Careers today are all about specialization and versatility; gone is the era when all one could aspire to be was a lawyer, an engineer or a doctor.
The complexity of the legal scenario has created hundreds of career options that serve a variety of core and non-core legal functions. The role of a legal professional is expanding by the minute with choices like lawyer, mediator, arbitrator, paralegal, consultant, and so forth. The field of law has experienced staggering growth in the last few years. One of the contributing factors for this has been the fact that the legal industry is coming up as one of the more lucrative prospects in today’s job market. Associates at leading firms start at very good packages, and if they prove their mettle they also get rewarded with handsome bonuses. Many non-lawyers also reap significant financial rewards in the legal profession.
Increased diversification and segmentation has led to the growth of legal specialties and sub-specialties that cater to almost every legal interest. A law student wanting to join litigation can specialize in criminal law, service law, family law or any of a dozen other practice areas. Those who would prefer to join the corporate world can choose from areas like tax, mergers, acquisitions, finance or others that may satisfy their personal interests.
But before someone actually chooses law as a career, the first thing to take into account is their temperament. If you are always interested in finding out about the problems others are facing, are constantly surrounded by people who want your advice regarding various issues, and if you hate routine… well then law is definitely the field for you! At the heart of law lies the fundamental purpose of helping others resolve their legal problems. Law is one field which is basically an amalgamation of all other fields put together. It is one area where you never cease to learn and end up ‘practicing’ even when you become a specialist!
Navigating an ever-changing legal system, vast bodies of case law and the unending demands of the legal profession create a stimulating environment for the legal professional; but this is not easy for everyone to handle. Only if you have the knack of grappling with conceptually challenging issues, the ability to reason with logic and the clarity to analyze the case and statutory law, along with being a master at researching complex legal issues and oral and written communications, should you think of taking up law.

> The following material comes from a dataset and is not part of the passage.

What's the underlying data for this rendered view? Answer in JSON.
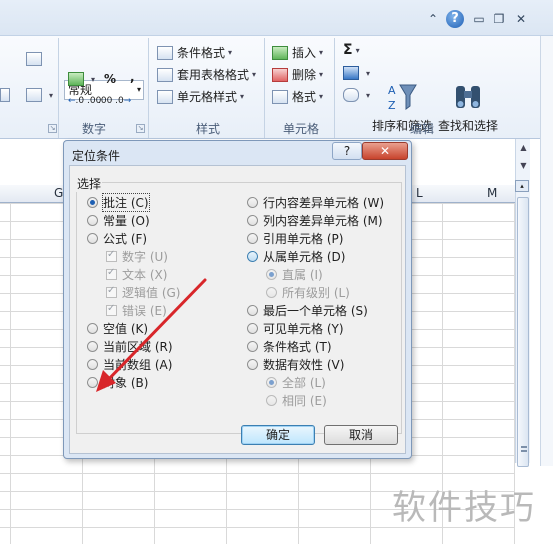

As a student, I was always encouraged to become a lawyer by my teachers and parents. This was mainly due to my inquisitive nature and zest for presenting a logical argument for everything. After passing out of college with a degree in law, I joined academics and research instead of directly going into litigation. I believe this worked in my favour, as when I finally did start with litigation I realized the advantage of being academically stronger with a fine grasp of legal intricacies, which can get overlooked in the hectic life of a litigator.
“Navigating an ever-changing legal system, vast bodies of case law and the unending demands of the legal profession create a stimulating environment for the legal professional; but this is not easy for everyone to handle”
Taking up law, either directly after school or as a post-graduate course, opens up numerous avenues for a person. You can not only start your own practice but can also join any company as their legal advisor. Having your own consultancy in the field of your choice, or even being a facilitator for assisting other parties in completing their legal obligations – a task which is becoming more and more time consuming and back breaking in today’s world – is also one of the many things that can be taken up after completing law. Students interested in a career in the administrative services or politics often take up law as they feel that law as a subject equips them better for the life ahead.
Historically, the legal profession has weathered many economic slowdowns quite well as compared to other professions. In fact, some practice areas such as litigation, bankruptcy and reorganization, foreclosures and regulatory compliance have actually benefitted from economic slowdown. As a result, legal professionals are always able to find work – even in times of an economic crisis.
With physical boundaries losing their importance in the world today, more firms and corporations are crossing international borders and expanding through mergers, acquisitions, consolidation and collaboration with foreign counsel. Globalization of law has increased the opportunities available to law professionals.
Law as a profession is constantly changing and evolving. Today a legal professional needs to be a problem solver and an innovator. He must have the capacity to take up new challenges, master new technology and be a multi-tasker in order to keep up with an ever evolving legal system. It is the trade of lawyers to question everything, yield nothing and talk by the hour. But before you are able to do that, it needs to be understood that a lot of tears, toil and tenacity goes into making a successful lawyer. To end with, on a lighter note, let me say that as a lawyer:
You win some, you lose some; but you get paid for them all!
- The article was originally published in Career Ahead October 2020 issue.